Findings should be considered in light of study limitations. First, all of the participants were diagnosed with breast cancer. Because women with breast cancer may be more or less attuned to physical sensations, findings bear replication in samples of healthy women without breast cancer. Second, the high specificity is somewhat artificial because we measured objective hot flushes in 15-minute increments for the 24-hour period; therefore, there were many occurrences of truly no gold standard hot flushes (ie, the majority of the monitoring time was spent nonflushing). Thus, specificity would have been high even if diaries and event markers had not been not used at all by participants because the majority of true negatives would indeed be correctly identified as true negatives. Third, unlike sensitivity and specificity, which can be considered characteristics of a test, the positive predictive value is affected by the prevalence of the outcome (hot flush).12 Therefore, all other things equal, we might expect low positive predictive value simply because the prevalence of true hot flushes was low.
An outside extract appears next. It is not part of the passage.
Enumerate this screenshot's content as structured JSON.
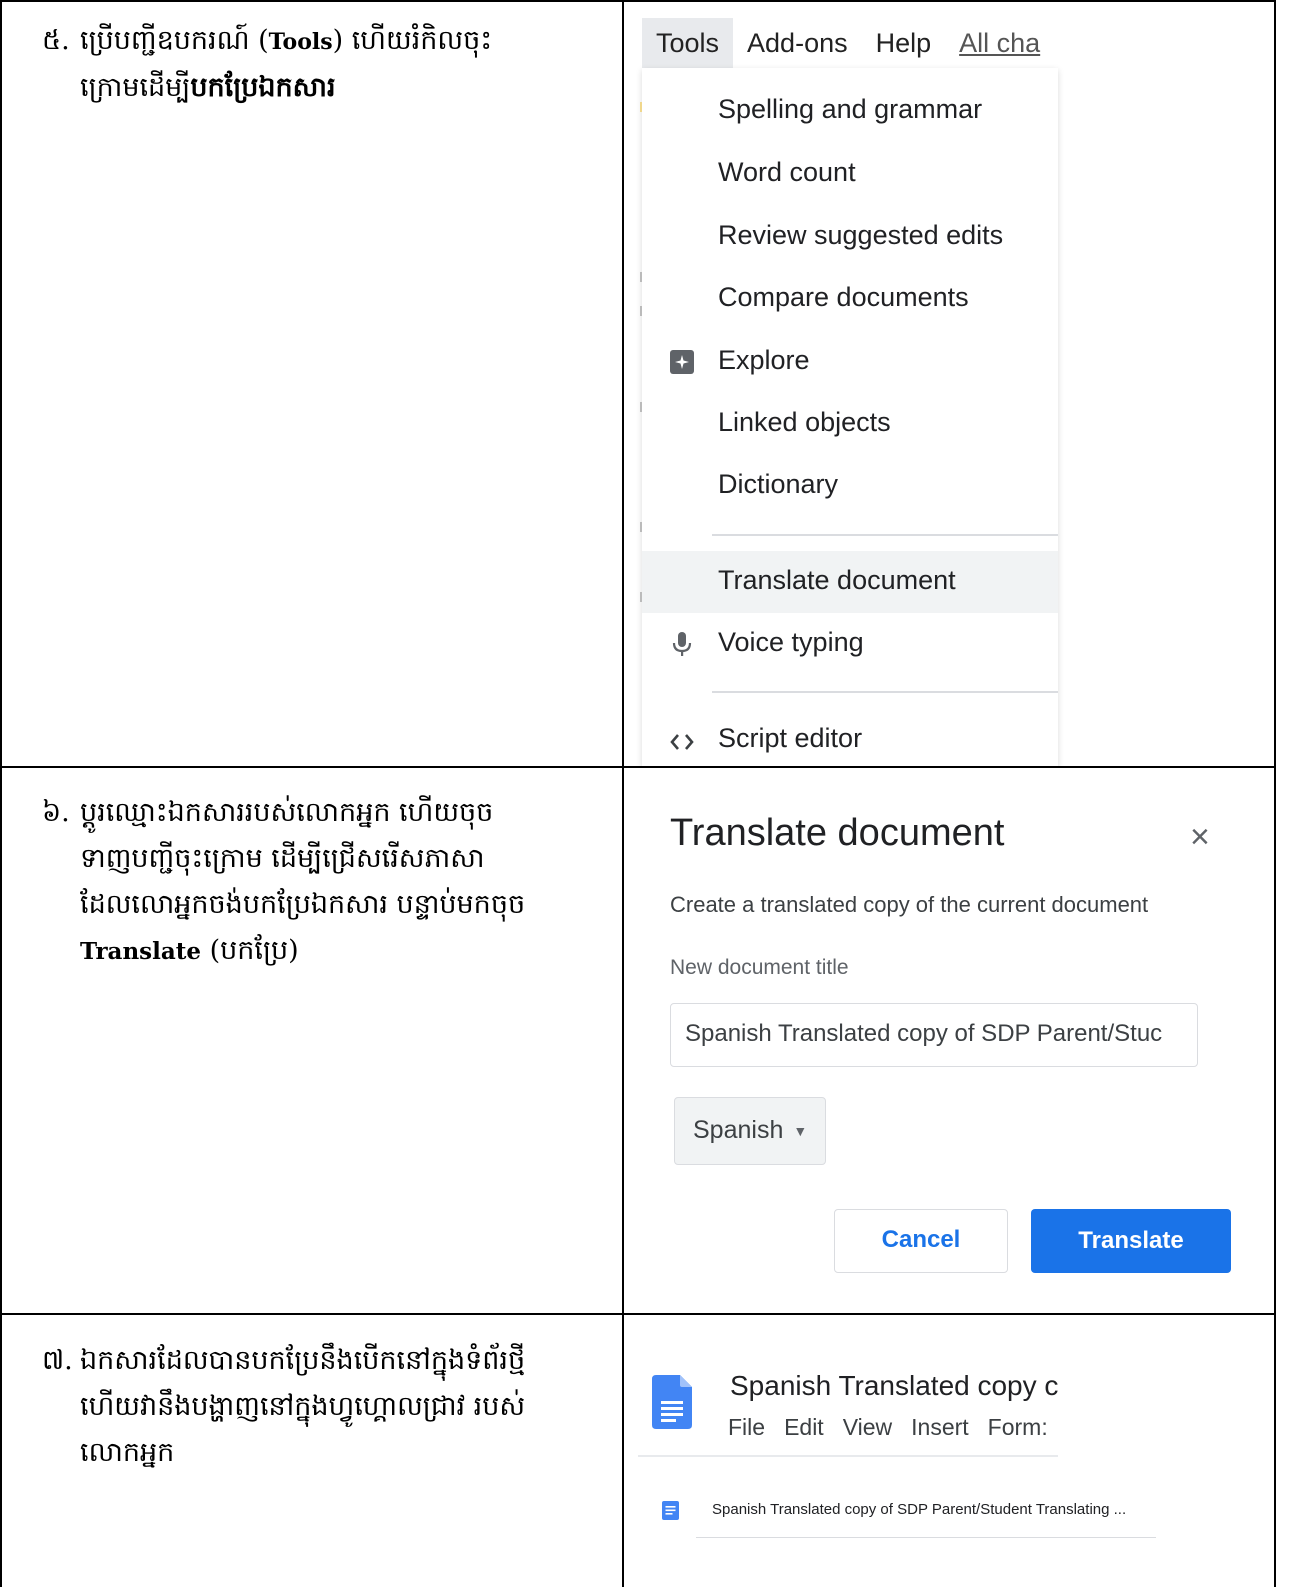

In summary, our results indicate that use of subjective, prospective paper hot flush diaries and electronic event markers may result in serious underestimation of the true number of hot flushes and missing intensity and bother ratings. Sternal skin conductance monitoring should be used for accuracy of measurement when conducting clinical trials of hot flush interventions.